## Your instructions
Give only the number of lines in the records that include "Vorlage".

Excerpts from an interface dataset
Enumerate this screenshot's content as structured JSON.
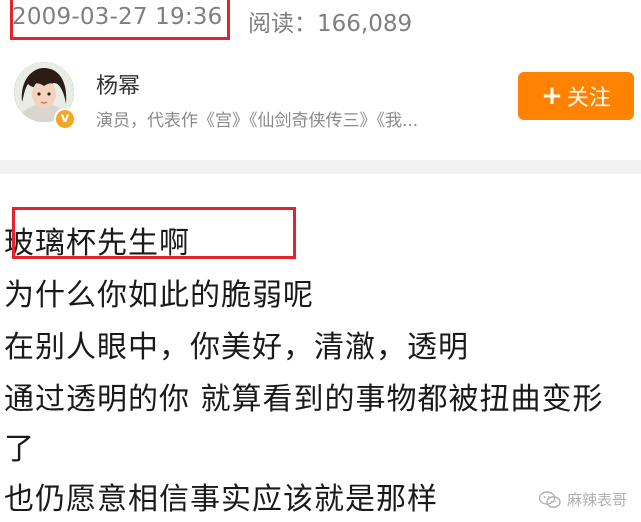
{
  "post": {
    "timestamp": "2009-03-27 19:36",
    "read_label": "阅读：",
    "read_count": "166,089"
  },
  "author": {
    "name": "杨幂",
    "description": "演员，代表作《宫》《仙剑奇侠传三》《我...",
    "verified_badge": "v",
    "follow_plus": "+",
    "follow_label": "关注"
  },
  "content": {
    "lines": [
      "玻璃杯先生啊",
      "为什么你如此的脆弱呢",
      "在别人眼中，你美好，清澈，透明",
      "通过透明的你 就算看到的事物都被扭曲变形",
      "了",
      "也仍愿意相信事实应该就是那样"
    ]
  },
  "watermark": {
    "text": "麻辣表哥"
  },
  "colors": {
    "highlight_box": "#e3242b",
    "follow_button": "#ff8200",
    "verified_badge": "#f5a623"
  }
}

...

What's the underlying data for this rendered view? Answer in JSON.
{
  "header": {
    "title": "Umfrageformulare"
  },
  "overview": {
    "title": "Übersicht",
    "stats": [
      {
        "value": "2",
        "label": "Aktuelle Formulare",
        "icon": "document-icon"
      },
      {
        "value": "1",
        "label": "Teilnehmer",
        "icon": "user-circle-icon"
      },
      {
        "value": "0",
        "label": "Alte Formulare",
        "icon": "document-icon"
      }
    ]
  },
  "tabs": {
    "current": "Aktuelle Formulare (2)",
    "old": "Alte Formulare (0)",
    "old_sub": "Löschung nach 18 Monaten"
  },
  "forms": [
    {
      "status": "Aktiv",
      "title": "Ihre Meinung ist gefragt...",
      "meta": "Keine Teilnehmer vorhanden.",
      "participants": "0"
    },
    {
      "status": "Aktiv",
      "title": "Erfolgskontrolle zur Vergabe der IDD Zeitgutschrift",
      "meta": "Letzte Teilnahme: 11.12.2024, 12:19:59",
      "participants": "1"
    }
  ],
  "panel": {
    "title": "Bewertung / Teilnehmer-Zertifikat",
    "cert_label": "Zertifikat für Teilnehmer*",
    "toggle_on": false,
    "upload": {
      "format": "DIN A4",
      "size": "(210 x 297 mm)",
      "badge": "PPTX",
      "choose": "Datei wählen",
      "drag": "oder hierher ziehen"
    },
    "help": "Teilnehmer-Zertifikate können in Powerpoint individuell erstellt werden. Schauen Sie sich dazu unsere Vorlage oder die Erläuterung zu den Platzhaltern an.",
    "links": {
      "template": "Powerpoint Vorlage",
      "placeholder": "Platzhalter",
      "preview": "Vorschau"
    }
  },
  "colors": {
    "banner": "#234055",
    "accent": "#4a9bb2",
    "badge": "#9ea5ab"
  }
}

## Expected answer
2